With many retailers closed, the splurge will be mainly online.
Six in ten consumers have said they will do more online shopping this year than last year, according to the Banking & Payments Federation. The trend has been going upwards in recent years and Covid restrictions have pushed it further.
But Black Friday is often not all it is cracked up to be. Yes, there are some bargains, but there are always reports that the discounts on offer may not be discounts at all.
Retailers can sometimes limit the number of items available at a knockdown price. It is about encouraging us to spend, an incentive to get cash into the tills, and make space in the store room, ahead of what will already be a busy period.
Here is what to look out for:
Is the deal really a deal?

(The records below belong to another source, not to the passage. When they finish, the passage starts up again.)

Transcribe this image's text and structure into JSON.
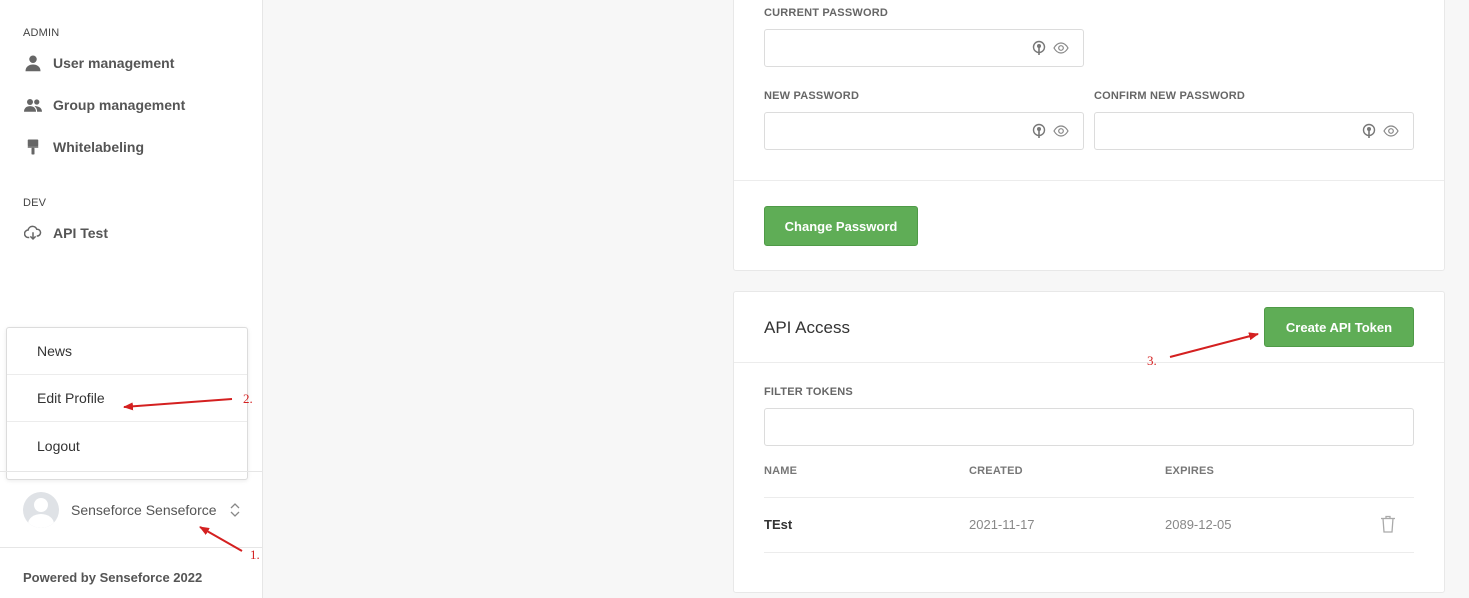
{
  "sidebar": {
    "sections": [
      {
        "label": "ADMIN",
        "items": [
          {
            "label": "User management",
            "icon": "user-icon"
          },
          {
            "label": "Group management",
            "icon": "group-icon"
          },
          {
            "label": "Whitelabeling",
            "icon": "brush-icon"
          }
        ]
      },
      {
        "label": "DEV",
        "items": [
          {
            "label": "API Test",
            "icon": "cloud-download-icon"
          }
        ]
      }
    ],
    "dropdown": {
      "items": [
        {
          "label": "News"
        },
        {
          "label": "Edit Profile"
        },
        {
          "label": "Logout"
        }
      ]
    },
    "profile": {
      "name": "Senseforce Senseforce"
    },
    "footer": "Powered by Senseforce 2022"
  },
  "password_card": {
    "current_password_label": "CURRENT PASSWORD",
    "new_password_label": "NEW PASSWORD",
    "confirm_password_label": "CONFIRM NEW PASSWORD",
    "change_button": "Change Password"
  },
  "api_card": {
    "title": "API Access",
    "create_button": "Create API Token",
    "filter_label": "FILTER TOKENS",
    "columns": [
      "NAME",
      "CREATED",
      "EXPIRES"
    ],
    "rows": [
      {
        "name": "TEst",
        "created": "2021-11-17",
        "expires": "2089-12-05"
      }
    ]
  },
  "annotations": {
    "a1": "1.",
    "a2": "2.",
    "a3": "3."
  },
  "colors": {
    "accent_green": "#5fad56",
    "annotation_red": "#d42020"
  }
}
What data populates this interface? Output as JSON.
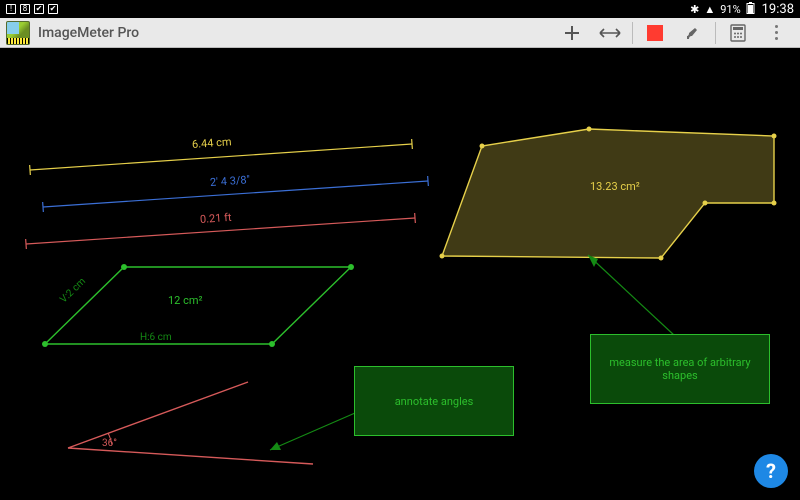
{
  "status_bar": {
    "left_badges": [
      "!",
      "8",
      "✔",
      "✔"
    ],
    "bluetooth": "✱",
    "signal": "▲",
    "battery_pct": "91%",
    "clock": "19:38"
  },
  "app": {
    "title": "ImageMeter Pro"
  },
  "toolbar": {
    "add": "+",
    "dimension": "↔",
    "color_swatch": "#ff3b30",
    "brush": "brush",
    "calc": "calc",
    "overflow": "⋮"
  },
  "shapes": {
    "yellow_line_label": "6.44 cm",
    "blue_line_label": "2'  4 3/8\"",
    "red_line_label": "0.21 ft",
    "green_area_label": "12 cm²",
    "green_v_label": "V:2 cm",
    "green_h_label": "H:6 cm",
    "yellow_area_label": "13.23 cm²",
    "angle_label": "36°"
  },
  "notes": {
    "angles": "annotate angles",
    "area": "measure the area of arbitrary shapes"
  },
  "help": "?"
}
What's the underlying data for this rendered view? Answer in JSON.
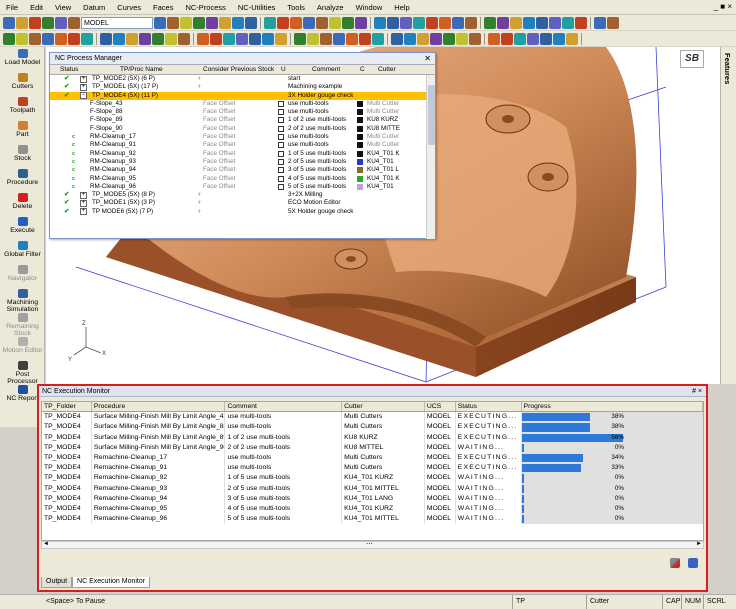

If you're considering making a sizeable purchase, you should be aware of the price pre Black Friday and if it's not a genuine deal, mention it to the shop assistant. If you feel strongly enough, report it to the Competition and Consumer Protection Commission. There are strict rules around price reduction notices.
Sometimes retailers try and get rid of old models or end of line stock by reducing the price for Black Friday. You might be happy with the older model at a reduced price. So always check before you buy.
Watch out for 'limited stock’ offers, the "while stocks last" warning can often mean there are only a handful of the products available at a discount. So, if you are really keen, get in early. There are no rules against this one!
Consider click and collect
Some retailers are really pricey when it comes to deliveries - the large multinational chains in particular.
You can avoid the charge, with a little inconvenience, by calling to collect the item when the Black Friday/Cyber Monday mania subsides.
Watch out, fraudsters about!
Consumers aren't the only ones hoping to do well out of Black Friday, fraudsters are too.
We reported earlier this week about credit and debit card fraud. Although it decreased last year, there was still more than €22 million stolen from unsuspecting consumers using cards online.
International gangs are ramping up to rob us. Four in ten people reportedly click on social media links to go to a website to buy something - and social networks are full of dodgy ads. So beware!
Whilst awareness of fraud is higher than ever, still one third of us do not check the security of a website if we are shopping online.
So, with all that reality on board, here is some simple advice to make sure you are as safe as possible if shopping online:
- Only use secure websites. Addresses should have 'https' before the purchase is made, indicating a secure connection
- Make sure a padlock symbol is shown beside the website address
- Never use public Wi-Fi when making payments; switch to 3G/4G instead
- Avoid clicking on social media or pop-up adverts, independently visit the website instead
- Be cautious about claiming outrageous offers, especially if seen on social media. If it sounds too good to be true, then it usually is
- Stick to well-known websites or websites that you are familiar with or websites associated with high street retail outlets.